Date of Award
Doctor of Philosophy
This study documented the gender-responsive youth programing strategies within Girls Rock camps using grounded theory methodology. Experiencing gender oppression is a stressor that creates an increased risk for mental and physical health concerns for gender-marginalized people. The risks for mental illnesses, because of gender-based oppression, is compounded when an individual holds additional marginalized statuses (e.g., age, race, ethnicity, social class, sexual orientation, ability status, etc.; APA, 2007). Gender bias has also been shown to negatively impact young people’s self-esteem, academic achievement, and vocational aspirations (Kamsler, 1992). Given this negative impact of gender bias, it is important to address gender related discrimination early in adolescents’ lives to mitigate the harmful ramifications of living in a sexist society. Gender-responsive youth programs are extracurricular, community-based organizations that incorporate the specific concerns of girls and gender non-conforming youth into organizational policies, practices, and activities. Girls Rock is a music-based, gender-responsive youth program that teaches young people empowerment through music. The resulting grounded theory model of the Girls Rock Camp Alliance positions authentic relationships as the active ingredient that makes Girls Rock camps effective worldwide. This model can be used to understand the components of a successful Girls Rock camp and can be adapted to gender-responsive youth programs of any discipline.

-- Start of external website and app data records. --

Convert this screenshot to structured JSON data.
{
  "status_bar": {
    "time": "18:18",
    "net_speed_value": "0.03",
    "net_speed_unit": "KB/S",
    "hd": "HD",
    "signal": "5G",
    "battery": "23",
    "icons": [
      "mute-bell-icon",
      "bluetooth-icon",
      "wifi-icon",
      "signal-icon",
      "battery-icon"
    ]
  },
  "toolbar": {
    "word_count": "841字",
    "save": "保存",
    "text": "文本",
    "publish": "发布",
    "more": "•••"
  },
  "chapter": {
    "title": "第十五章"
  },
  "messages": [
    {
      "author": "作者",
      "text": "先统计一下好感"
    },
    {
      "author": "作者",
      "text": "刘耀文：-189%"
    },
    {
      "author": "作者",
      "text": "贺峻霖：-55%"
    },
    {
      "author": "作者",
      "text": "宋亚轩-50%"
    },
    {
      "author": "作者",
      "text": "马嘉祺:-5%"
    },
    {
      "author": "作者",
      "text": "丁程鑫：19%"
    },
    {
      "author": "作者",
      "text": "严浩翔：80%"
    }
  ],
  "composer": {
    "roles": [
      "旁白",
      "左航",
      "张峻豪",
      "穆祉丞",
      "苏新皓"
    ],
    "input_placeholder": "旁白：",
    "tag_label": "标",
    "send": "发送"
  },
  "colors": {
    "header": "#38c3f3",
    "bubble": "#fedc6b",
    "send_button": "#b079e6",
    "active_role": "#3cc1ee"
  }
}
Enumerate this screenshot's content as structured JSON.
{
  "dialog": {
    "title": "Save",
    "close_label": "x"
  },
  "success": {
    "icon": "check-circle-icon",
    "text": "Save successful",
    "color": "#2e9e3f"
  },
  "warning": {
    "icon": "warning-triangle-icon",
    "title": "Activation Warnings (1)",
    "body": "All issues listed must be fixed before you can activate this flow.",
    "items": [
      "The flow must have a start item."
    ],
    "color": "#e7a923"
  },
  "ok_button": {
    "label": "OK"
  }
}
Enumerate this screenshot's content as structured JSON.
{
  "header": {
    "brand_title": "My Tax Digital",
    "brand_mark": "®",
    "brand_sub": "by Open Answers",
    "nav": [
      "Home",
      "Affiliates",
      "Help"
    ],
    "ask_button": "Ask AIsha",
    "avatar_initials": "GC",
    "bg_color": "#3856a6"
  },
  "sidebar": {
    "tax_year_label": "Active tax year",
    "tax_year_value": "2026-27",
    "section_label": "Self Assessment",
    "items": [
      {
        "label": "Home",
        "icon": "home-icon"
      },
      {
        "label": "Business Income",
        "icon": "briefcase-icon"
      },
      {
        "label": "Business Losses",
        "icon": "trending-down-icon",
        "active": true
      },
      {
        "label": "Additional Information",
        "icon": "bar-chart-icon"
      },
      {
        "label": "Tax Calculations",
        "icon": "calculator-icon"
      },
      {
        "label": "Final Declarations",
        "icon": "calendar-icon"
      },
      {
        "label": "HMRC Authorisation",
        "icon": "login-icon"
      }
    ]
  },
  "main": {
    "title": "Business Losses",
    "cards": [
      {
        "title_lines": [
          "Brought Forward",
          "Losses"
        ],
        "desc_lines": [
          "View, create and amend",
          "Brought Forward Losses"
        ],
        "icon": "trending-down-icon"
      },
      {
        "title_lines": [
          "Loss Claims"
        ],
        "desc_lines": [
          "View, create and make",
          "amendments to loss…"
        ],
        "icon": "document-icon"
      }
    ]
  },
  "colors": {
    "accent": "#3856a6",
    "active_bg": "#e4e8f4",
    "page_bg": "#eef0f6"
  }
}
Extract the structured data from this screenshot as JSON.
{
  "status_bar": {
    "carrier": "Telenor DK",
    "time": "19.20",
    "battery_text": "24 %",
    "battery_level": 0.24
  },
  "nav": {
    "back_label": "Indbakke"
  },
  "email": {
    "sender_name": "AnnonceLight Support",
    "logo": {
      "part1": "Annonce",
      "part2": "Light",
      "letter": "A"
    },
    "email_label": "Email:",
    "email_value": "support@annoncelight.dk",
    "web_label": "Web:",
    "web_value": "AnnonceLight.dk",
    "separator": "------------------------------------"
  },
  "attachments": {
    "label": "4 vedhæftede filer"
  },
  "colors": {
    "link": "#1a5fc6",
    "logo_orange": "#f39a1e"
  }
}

This dissertation is Open Access and may be downloaded by anyone.